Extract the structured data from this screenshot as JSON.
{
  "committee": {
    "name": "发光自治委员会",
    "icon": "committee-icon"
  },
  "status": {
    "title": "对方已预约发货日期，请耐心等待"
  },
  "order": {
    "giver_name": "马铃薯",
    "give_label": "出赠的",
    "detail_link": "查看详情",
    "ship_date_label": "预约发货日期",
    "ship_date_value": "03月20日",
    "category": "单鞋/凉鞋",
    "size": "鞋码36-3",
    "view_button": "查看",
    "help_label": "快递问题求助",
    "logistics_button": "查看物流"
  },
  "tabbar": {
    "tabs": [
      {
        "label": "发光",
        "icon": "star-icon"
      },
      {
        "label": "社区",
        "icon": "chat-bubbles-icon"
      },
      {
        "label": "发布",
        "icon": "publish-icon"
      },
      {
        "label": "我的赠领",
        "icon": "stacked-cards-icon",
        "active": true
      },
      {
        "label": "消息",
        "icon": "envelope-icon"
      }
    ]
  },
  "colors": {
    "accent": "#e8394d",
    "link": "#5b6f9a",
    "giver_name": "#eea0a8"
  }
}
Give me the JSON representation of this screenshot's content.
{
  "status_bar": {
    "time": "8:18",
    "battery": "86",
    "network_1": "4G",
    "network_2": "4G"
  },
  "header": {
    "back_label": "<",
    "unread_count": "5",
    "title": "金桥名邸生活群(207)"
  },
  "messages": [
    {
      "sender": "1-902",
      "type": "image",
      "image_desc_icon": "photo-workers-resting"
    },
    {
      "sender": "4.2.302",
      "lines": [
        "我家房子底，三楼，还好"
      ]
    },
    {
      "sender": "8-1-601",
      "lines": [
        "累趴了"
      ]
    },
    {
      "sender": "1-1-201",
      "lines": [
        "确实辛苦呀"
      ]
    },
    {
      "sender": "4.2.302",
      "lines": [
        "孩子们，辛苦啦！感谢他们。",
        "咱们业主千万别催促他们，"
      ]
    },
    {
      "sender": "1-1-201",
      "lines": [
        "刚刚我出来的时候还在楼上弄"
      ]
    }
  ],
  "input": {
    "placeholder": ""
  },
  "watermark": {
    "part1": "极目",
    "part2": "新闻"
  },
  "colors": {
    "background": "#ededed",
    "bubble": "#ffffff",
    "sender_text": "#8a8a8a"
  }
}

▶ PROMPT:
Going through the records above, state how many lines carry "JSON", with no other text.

▶ RESPONSE TO THIS EXERCISE:
2